Spiritual Misfit chronicles one woman’s journey toward an understanding that belief and doubt can coexist. This poignant and startlingly candid memoir reveals how being honest about our questions, our fears, and our discomfort with black-and-white definitions of faith can move us toward an authentic and a deepening relationship with God. credit
And, although our paths may have been different, there are some similarities I see in Michelle DeRusha’s book, Spiritual Misfit. Coming from a family full of religion, being afraid to ask questions, not understanding the hows or whys of things, wanting to fit somewhere, and even essentially denouncing all aspects of faith and spirituality, Michelle DeRusha tells her story. She does it in such a way as to engage you from the very first page. I mean it. She writes poignantly her story, a story that twists and turns, one that shows life doesn’t have to be ascribed to through the beliefs of others. This book is powerful and impactful in that eventually Michelle finds her place. It wasn’t through her husband, or her friends, or her family, but through herself. She came into her faith and spirituality on her own, with the help of others she sought, but also with the acceptance and understanding that she doesn’t have to be like anyone else.
Michelle DeRusha starts the book off by telling the a story from her childhood and how that story highlights her unsteadiness with faith and religion from the outset. Later in the book, she discusses how being in an unfamiliar place puts her in enough of a crisis to begin seeking something to understand and relate to. Her journey doesn’t end there, in fact it continues on for years, until she comes to the place she is now, comfortable with her own faith.
I’m not fully where she is, maybe I never will be. I’m not sure it matters though. I think what matters is that we find our own method of salvation. A salvation that preserves us from harm. The kind of harm ascribing to someone else’s system of beliefs and way of practice can cause. A salvation that is part of who we are, not something that’s crafted from the outside in. For only in this way, can #misfits have a belief that they themselves can fully hold on to.
I highly recommend picking up a copy of this book and reading it for yourself. Maybe you have questions. Maybe you have doubts or fears. Maybe you want to be understood or at least see that there’s another person who also struggles with faith and spirituality. Maybe you feel secure with where you are, yet you’re inquisitive about others’ journey and want to understand better. Or maybe you just want to read a good book. Whatever the reason, pick up a copy of Spiritual Misfit: A Memoir of Uneasy Faith on Amazon or through Christian Book soon! You can also check out Michelle DeRusha’s personal blog, Michelle DeRusha.

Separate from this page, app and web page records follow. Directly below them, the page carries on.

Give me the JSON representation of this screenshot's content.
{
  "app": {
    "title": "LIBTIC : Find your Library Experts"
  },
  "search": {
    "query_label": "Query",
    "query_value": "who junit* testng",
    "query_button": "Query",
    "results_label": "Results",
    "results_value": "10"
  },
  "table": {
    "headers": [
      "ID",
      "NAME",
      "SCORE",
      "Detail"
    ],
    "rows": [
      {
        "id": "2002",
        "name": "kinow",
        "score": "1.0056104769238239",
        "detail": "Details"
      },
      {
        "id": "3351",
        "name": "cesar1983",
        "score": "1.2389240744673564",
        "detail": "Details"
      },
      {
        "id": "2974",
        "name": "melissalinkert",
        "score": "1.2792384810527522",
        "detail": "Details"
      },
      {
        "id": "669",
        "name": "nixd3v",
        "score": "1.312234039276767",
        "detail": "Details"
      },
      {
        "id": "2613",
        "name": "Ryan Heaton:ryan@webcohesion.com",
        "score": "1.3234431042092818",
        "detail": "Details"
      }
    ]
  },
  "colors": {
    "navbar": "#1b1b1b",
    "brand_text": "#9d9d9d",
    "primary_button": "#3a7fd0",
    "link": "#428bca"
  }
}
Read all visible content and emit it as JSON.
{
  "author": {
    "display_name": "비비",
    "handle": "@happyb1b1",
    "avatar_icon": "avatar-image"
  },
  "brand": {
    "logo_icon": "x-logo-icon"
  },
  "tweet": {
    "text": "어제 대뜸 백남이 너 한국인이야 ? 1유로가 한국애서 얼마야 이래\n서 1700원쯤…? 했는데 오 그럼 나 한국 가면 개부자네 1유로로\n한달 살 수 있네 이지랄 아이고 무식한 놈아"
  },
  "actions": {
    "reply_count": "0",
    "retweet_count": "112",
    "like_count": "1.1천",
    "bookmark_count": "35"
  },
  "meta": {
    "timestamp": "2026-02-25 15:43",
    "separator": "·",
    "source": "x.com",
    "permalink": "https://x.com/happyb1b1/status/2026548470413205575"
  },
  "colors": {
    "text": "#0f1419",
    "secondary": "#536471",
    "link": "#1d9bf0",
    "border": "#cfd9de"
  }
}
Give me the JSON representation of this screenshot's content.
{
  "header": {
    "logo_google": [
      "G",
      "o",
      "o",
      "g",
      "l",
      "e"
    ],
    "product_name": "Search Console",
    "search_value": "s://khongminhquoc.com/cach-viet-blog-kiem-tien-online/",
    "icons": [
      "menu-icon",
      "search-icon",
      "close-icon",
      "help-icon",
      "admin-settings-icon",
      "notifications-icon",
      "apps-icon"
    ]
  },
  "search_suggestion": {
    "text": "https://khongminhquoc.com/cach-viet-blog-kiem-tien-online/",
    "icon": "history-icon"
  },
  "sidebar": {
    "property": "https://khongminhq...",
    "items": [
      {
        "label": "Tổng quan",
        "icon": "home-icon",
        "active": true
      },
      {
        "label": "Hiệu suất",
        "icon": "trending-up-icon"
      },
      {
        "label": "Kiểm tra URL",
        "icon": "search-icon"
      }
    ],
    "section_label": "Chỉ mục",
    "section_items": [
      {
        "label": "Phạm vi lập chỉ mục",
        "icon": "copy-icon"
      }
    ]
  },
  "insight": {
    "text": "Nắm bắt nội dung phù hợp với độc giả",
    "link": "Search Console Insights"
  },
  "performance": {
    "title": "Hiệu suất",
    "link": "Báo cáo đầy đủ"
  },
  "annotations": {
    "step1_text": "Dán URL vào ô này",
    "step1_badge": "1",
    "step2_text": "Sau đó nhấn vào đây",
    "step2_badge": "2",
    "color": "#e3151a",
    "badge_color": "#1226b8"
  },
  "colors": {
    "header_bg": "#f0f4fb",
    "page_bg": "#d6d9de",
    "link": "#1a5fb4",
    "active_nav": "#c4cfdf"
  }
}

*Disclaimer: Waterbrook Multnomah Publishers, Convergent Books and Blogging For Books provided me with a free copy of this book for purposes of review. The opinions and thoughts about the book are all mine.